Teaching the Civil War takes juggling some very broad, diverse, complex processes in the histories of slavery and freedom, of nationalism, citizenship and state building, of Indian Nations and the West, of modern warfare, of economic transformation of the economy, and of the ways in which people thought about life, death, gender, family, and personal responsibility. Adding a transnational dimension to all of this–exploring how the war reverberated outside the country and how it was affected by what went on beyond U.S. borders–seems daunting, overwhelming and perhaps not worth the bang one gets for the buck. I would nonetheless like to suggest in this post that there is much to be gained from looking at–and teaching–the Civil War from a transnational perspective. Shifting scales and angles allows students to see the war in a different light, to gauge its significance beyond U.S. history, and to rethink the nation and its narratives.
As the articles in the JCWE’s December 2017 issue show, the 1850s and 1860s witnessed profound transformations of North America. The articles describe different historical processes–peaceful and violent, protracted and ephemeral–that fractured and reconfigured the continent’s geography, refashioned its national communities, and expanded the meaning of freedom and community. Attentiveness to these broader processes and shared experiences, molded by connections and influences, marked by coincidences and contrasts, can serve as a remedy to parochialism and exceptionalism. At the very least, they remind students that nations rarely operate in a vacuum, and that what we sometimes imagine are monolithic actors–“Mexico,” the “United States”–need to be unpacked.

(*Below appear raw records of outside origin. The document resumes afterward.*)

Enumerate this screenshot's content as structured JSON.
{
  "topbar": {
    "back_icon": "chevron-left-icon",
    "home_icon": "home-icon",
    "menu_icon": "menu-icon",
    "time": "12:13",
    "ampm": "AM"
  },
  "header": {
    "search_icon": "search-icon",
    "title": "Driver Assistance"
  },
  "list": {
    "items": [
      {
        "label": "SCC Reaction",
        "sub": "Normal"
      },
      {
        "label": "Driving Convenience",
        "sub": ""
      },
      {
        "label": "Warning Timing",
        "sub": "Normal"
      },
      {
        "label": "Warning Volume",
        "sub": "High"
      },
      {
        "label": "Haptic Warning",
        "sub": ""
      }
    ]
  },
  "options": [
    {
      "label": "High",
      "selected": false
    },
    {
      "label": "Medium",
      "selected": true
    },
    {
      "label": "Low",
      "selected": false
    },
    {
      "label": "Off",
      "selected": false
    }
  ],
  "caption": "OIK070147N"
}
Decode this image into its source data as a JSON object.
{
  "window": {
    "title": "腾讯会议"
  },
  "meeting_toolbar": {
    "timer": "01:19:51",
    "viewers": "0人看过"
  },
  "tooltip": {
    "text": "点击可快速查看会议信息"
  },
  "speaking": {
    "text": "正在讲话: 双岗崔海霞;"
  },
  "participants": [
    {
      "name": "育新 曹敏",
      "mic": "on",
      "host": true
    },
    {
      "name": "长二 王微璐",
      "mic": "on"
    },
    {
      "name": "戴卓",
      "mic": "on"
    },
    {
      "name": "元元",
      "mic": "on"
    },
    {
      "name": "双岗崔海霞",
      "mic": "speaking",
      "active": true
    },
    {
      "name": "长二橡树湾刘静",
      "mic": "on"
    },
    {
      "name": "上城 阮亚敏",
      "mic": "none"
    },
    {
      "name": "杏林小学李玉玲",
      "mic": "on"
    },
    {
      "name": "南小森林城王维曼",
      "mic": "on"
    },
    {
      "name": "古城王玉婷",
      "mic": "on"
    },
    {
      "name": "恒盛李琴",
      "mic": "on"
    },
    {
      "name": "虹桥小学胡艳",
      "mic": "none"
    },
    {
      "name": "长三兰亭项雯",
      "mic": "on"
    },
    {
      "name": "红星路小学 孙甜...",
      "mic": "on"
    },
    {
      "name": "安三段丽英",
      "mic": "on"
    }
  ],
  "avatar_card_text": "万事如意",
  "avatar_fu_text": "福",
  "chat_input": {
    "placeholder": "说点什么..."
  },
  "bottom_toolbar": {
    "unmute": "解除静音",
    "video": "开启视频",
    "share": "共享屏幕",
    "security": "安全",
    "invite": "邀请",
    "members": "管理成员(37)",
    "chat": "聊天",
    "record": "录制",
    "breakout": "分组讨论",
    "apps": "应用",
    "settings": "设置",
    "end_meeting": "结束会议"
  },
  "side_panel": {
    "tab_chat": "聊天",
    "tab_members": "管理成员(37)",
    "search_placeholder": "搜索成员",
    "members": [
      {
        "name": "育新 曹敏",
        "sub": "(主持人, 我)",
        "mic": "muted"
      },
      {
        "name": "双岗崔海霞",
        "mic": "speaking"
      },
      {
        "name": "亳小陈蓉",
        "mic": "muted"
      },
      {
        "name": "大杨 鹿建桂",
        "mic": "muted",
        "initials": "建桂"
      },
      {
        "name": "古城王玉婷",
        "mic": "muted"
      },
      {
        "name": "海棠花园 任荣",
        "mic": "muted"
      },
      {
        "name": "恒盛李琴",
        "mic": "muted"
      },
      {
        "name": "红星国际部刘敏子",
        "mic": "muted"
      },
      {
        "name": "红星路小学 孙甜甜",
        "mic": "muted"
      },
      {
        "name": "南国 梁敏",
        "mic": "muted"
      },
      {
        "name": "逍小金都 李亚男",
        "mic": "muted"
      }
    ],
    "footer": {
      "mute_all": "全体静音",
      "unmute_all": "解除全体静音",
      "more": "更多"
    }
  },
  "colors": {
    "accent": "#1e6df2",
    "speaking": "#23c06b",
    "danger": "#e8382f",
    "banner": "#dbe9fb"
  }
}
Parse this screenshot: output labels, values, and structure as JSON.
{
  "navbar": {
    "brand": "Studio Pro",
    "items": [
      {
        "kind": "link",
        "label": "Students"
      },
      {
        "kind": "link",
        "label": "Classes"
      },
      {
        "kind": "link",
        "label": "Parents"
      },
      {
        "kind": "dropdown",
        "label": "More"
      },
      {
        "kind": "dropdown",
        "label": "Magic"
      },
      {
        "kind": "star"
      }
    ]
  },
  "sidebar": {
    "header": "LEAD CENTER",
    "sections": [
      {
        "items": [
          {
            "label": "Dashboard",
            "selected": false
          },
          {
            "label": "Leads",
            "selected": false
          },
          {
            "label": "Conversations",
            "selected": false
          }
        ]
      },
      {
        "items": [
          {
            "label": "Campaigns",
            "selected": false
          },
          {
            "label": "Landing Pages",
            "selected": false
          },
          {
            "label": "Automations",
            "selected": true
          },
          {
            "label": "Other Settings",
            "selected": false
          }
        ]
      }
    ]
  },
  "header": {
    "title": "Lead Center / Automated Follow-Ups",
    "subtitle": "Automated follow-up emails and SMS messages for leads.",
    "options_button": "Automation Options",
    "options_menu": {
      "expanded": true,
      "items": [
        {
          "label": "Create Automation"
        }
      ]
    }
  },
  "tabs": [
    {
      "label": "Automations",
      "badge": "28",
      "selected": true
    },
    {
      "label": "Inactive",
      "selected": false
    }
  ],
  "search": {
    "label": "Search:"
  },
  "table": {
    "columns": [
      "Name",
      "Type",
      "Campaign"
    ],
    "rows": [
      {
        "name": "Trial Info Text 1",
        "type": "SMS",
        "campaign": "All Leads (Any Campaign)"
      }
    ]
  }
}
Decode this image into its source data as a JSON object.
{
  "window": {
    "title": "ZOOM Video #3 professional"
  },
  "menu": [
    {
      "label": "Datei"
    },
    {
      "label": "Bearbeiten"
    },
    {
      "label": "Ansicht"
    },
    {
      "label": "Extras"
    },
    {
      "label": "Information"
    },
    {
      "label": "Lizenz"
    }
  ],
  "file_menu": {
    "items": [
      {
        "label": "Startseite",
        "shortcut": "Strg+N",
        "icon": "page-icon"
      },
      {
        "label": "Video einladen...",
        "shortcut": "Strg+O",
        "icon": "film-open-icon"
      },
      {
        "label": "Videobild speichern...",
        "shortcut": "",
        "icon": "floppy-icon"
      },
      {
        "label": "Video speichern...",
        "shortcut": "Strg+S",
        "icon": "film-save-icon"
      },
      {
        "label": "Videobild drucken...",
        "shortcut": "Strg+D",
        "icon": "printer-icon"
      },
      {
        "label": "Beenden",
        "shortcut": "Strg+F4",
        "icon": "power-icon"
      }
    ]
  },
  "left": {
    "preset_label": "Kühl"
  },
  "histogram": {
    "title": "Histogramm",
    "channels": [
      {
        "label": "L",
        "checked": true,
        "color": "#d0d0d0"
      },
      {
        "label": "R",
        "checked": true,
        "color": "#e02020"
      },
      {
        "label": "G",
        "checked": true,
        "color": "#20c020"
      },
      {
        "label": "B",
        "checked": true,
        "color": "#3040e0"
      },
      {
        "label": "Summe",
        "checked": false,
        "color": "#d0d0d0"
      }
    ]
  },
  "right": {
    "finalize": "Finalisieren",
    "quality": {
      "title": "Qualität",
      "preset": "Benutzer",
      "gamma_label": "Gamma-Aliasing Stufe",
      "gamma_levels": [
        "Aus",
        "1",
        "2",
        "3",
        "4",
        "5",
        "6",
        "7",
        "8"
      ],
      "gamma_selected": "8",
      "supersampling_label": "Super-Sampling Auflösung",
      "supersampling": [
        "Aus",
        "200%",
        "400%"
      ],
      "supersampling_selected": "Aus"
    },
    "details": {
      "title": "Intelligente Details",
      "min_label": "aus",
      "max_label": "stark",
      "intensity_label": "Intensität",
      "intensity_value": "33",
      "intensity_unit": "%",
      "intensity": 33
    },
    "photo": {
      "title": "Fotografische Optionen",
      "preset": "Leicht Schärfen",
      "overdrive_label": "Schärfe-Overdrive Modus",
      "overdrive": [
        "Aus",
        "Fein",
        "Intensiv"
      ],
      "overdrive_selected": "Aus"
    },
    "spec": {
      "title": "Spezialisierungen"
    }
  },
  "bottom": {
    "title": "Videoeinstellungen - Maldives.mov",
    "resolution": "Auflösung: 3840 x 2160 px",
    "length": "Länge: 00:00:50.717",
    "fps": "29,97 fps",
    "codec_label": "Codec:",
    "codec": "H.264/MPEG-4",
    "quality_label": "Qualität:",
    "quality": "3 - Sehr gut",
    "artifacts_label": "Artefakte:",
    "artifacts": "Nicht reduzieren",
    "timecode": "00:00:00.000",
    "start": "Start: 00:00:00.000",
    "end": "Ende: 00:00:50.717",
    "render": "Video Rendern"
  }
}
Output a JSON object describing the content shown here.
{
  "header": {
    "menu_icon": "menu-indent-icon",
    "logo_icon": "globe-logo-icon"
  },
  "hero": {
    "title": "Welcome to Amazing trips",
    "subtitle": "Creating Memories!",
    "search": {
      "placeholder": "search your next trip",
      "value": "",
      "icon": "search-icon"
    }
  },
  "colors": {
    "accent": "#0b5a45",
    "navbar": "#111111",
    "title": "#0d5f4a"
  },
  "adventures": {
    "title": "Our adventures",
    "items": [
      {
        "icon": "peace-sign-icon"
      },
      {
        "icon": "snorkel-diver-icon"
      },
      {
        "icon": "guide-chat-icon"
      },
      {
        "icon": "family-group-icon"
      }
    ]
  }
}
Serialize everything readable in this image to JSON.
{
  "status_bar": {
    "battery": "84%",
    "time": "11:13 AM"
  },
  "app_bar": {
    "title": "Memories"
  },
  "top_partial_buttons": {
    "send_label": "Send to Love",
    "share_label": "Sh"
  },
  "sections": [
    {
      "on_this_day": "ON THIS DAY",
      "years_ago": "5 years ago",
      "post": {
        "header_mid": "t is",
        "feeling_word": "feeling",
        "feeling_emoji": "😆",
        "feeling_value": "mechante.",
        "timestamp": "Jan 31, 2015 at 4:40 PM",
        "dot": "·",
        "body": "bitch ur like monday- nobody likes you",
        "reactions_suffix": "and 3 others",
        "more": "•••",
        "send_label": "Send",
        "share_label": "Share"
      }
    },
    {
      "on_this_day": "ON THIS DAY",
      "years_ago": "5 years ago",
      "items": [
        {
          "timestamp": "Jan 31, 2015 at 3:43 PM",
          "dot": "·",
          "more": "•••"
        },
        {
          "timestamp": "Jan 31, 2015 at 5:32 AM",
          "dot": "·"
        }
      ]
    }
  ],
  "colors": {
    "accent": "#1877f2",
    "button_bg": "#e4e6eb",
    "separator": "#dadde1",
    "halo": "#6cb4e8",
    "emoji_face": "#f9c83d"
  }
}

My article, “Law, Allegiance and Sovereignty in Civil War Mexico, 1857-1867,” focuses on how foreign invasion overlapped with domestic discord and reshuffled Mexicans’ sense of allegiance and their visions of law and politics. European military intervention in Mexico, as a response to the Juárez government’s defaulting on its foreign debt, is perhaps the most vivid illustration of the weight of transnational dynamics during the Civil War era, but they also profoundly affected the bilateral relationship between the two North American republics. Washington and Richmond both faced momentous challenges on the international arena. The Confederate government exerted itself to obtain diplomatic recognition; the Union resolutely sought to avoid this. The French intervention in Mexico added a new wrinkle to an already complex situation. Despite the Lincoln administration’s sympathy for the beleaguered republic to the south, and the Monroe Doctrine having been expressly designed to prevent something like Napoleon III’s “Mexican Adventure,” Washington’s foreign policy would remain firmly committed to preventing British and French recognition of the Confederate States of America, and avoiding alienating the French. Until the end of the war, New World republican solidarity would be limited to rhetorical saber-rattling in newspapers, meetings, and congressional debate, ably promoted by Matías Romero, the Mexican Republic’s young envoy to Washington.
The full article can be viewed on the Journal of the Civil War Era Muster blog.